John Dickinson’s The Cup of the World centers on Phaedra, daughter and only child of the Warden of Trant, an all-important land/fortress in a land with a long history of internal warfare. Her combination of looks, inheritance, and intelligence makes her the prime bridal catch, even one of the two princes is her suitor, but she rejects them all for two basic reasons: fear (of losing her independence and her life as her mother did, dying in childbirth) and love (of a strange man who comes to her in her dreams). Her father gives in as he has to her desires ever since she threw a hunger strike at him when he considered remarrying. Her marriage is resolved when she slips away with her dream man, who it turns is real and has some strange abilities. Her marriage, her choice of husband (though she didn’t know who he was at the time), and her rejection of many of the land’s proudest men spark political and personal problems. This is the first third or so of the book and the rest follows Phaedra through the years of warfare between her husband and the king. During that time, she becomes pregnant, gives birth to a son, begins to uncover some of the secrets underlying her husband’s strange powers, and realizes her newborn child is being threatened by otherworldly creatures.
The plot intertwines several story strands and does so smoothly. We never leave Phaedra’s point of view, which dilutes somewhat the impact of some of what is reported to her. The war is mostly background given in second hand reports or letters — those looking for the typical fantasy descriptions of big battles would best look elsewhere. The politics are relatively narrowly focused but not dumbed down. Chess is a frequent metaphor and an apt one throughout the novel — there are levels and levels of play and some characters look ahead better than others.

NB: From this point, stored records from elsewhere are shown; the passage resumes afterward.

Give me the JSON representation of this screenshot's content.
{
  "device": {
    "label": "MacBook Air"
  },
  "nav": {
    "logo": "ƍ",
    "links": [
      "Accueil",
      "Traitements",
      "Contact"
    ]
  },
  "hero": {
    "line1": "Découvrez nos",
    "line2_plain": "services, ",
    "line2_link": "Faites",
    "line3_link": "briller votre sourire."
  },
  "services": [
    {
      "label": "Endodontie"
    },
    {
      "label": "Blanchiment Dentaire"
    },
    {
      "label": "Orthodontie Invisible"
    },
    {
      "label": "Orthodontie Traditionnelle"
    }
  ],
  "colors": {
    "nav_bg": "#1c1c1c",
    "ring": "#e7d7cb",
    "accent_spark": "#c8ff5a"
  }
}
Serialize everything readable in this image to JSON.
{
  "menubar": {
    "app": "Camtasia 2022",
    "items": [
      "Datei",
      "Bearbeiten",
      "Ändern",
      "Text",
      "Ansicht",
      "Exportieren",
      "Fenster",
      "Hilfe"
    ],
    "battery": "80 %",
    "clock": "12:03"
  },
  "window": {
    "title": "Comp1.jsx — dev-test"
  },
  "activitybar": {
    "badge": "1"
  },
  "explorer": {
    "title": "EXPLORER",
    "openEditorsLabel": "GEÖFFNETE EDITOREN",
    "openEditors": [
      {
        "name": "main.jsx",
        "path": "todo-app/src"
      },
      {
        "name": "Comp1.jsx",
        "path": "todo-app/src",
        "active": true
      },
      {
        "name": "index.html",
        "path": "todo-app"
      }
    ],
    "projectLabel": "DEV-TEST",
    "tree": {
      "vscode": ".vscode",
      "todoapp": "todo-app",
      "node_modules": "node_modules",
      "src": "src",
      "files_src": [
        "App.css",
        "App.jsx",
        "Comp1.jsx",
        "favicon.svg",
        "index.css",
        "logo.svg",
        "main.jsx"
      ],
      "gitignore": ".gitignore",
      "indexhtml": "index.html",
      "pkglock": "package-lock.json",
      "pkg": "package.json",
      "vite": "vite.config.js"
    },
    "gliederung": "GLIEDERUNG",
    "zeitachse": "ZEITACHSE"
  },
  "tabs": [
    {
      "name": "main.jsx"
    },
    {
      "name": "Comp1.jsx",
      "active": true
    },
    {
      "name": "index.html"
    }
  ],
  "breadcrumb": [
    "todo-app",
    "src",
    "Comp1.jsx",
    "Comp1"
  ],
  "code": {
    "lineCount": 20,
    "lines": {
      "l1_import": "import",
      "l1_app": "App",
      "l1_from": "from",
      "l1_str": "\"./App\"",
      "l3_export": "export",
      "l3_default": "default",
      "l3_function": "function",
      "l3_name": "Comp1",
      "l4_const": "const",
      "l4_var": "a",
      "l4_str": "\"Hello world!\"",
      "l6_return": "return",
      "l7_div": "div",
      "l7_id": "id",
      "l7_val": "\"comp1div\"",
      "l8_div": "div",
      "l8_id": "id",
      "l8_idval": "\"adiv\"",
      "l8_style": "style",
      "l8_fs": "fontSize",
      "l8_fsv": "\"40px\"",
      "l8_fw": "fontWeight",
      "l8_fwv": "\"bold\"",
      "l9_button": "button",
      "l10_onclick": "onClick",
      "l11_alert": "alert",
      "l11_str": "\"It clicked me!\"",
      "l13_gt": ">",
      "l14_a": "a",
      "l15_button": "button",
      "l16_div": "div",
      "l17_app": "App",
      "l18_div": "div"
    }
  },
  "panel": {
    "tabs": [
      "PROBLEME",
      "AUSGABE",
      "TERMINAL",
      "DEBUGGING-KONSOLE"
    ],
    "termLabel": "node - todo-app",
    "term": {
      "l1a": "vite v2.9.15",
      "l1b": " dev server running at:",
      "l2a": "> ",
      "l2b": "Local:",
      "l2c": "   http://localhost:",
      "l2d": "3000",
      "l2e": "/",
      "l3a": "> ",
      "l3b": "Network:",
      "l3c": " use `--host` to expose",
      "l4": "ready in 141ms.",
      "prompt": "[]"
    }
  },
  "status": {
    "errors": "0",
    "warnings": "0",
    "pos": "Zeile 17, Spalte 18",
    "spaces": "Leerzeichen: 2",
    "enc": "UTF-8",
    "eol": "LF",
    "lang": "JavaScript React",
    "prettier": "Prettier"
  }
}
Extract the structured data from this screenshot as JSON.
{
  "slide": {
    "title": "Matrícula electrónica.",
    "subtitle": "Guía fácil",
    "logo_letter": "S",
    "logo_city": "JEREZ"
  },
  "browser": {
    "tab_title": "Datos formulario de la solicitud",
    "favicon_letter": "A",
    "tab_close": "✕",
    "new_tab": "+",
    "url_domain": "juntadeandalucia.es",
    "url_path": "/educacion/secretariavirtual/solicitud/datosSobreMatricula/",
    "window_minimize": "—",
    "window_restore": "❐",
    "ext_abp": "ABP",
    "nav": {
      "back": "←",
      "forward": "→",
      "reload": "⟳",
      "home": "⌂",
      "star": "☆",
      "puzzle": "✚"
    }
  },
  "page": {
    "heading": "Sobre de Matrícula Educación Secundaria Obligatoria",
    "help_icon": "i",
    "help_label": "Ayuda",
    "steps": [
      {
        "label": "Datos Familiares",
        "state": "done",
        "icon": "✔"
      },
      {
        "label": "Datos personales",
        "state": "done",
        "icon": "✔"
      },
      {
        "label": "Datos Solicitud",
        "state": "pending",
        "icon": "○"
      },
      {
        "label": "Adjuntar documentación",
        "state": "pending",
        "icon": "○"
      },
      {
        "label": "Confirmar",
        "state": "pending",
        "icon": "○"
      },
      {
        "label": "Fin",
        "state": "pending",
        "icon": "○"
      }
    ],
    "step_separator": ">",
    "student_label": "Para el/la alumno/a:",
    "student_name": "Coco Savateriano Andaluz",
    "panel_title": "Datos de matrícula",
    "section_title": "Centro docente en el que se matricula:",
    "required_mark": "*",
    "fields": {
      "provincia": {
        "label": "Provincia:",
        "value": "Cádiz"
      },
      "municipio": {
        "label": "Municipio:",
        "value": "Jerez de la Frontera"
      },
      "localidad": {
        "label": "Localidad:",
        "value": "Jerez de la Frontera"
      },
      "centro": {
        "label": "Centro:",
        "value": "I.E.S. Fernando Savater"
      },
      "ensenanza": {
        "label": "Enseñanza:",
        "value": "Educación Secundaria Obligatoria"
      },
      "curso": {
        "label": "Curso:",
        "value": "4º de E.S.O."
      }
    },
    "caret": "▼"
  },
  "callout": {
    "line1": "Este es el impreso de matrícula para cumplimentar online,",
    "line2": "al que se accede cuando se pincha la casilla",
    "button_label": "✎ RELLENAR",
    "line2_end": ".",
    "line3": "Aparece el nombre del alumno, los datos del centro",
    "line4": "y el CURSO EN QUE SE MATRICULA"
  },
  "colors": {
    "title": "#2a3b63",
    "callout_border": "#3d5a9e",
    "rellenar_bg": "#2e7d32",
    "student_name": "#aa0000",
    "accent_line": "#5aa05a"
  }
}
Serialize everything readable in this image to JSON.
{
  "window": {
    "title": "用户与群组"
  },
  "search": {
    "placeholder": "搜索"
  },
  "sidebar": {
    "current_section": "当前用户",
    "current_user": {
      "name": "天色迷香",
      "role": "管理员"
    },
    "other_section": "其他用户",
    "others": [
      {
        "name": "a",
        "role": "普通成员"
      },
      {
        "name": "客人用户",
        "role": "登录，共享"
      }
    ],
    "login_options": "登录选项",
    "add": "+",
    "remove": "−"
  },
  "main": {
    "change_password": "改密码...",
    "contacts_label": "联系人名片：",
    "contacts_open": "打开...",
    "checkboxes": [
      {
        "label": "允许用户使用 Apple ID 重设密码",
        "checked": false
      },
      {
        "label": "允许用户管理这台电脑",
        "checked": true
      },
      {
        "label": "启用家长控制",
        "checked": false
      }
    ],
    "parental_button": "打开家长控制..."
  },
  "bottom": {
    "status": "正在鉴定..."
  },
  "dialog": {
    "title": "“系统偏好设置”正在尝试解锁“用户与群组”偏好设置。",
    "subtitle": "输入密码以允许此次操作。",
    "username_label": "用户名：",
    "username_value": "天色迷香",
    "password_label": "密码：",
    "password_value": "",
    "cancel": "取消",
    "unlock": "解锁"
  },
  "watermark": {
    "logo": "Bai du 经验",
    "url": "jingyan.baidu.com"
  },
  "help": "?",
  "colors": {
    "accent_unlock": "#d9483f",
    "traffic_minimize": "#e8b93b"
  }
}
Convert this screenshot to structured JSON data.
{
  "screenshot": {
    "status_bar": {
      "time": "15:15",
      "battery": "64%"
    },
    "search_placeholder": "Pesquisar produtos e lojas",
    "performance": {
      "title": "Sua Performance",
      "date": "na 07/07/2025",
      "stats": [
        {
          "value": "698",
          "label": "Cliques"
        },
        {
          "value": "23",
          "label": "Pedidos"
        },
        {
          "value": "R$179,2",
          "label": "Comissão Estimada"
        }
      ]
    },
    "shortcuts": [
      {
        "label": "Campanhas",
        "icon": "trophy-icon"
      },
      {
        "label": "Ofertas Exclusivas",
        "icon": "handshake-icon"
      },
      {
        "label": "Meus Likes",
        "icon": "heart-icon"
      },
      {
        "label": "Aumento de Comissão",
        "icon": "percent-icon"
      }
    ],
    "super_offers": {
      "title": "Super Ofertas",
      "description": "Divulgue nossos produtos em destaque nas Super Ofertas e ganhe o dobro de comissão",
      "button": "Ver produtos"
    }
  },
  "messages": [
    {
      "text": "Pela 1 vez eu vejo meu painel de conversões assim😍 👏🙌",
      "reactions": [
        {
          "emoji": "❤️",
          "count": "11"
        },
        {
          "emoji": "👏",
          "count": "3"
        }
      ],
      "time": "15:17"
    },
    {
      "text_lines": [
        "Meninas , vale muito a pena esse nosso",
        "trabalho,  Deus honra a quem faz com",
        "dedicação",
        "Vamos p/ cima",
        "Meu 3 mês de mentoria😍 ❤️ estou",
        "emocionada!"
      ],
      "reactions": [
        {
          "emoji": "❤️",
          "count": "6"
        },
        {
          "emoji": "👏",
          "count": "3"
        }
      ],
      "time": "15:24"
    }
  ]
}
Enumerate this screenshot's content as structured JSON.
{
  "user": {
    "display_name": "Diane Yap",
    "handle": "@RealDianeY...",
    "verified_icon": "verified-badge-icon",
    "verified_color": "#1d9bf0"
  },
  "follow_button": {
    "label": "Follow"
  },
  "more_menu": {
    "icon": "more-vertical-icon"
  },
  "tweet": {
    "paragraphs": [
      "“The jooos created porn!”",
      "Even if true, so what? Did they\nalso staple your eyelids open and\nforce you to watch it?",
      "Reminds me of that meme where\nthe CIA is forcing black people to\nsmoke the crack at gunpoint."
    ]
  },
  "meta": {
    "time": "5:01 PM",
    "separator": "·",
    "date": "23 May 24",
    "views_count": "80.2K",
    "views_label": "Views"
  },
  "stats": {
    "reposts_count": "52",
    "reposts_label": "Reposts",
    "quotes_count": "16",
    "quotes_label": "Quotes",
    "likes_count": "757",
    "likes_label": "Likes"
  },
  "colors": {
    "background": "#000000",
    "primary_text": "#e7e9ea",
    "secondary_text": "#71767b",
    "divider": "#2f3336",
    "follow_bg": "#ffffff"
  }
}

We spend a lot of time with Phaedra but despite that she never really held together as a particularly strong character for me — I never felt a sense of true depth to her. She wasn’t poorly drawn, but she was more an adequate mover of plot than an interesting character in her own right. A statement I’d make about just about all of the characters. They served their purposes in the story, but I can’t say I cared much about what happened to any of them (part of the reason for the three rather than a four). The same holds true for the major antagonist of the story, which is too bad because there was a lot of potential in his creation and basic description.
The detail and atmospheric description made up for some of this. It was mostly well-paced but started to lag a bit in some areas toward the end. The ending itself seemed a bit rushed or abrupt, where too much information was recapped by characters rather than allowed to flow naturally out of the story. The same strengths of story and atmosphere combined with improved depth of character would make for a strong second novel. Somewhat recommended.
The Cup of the World — (2004-2009) Young adult. Publisher: Filled with immense characters, this thrilling medieval fantasy filled with moral complexity and vision announces the arrival of a special new writing talent. Phaedra, the beautiful daughter of a baron, has been visited in dreams by an elusive knight for almost as long as she can remember. And when his presence becomes a reality, she is forced to choose him and a new life over her home and her father. But this sets off a chain of events that she could not have foreseen — a battle between good and evil, which is in turn violent and psychologically compelling. This stunning novel grapples with the huge themes of life, and turns the reader’s expectations upside down again and again, with one vertiginious plunge after another.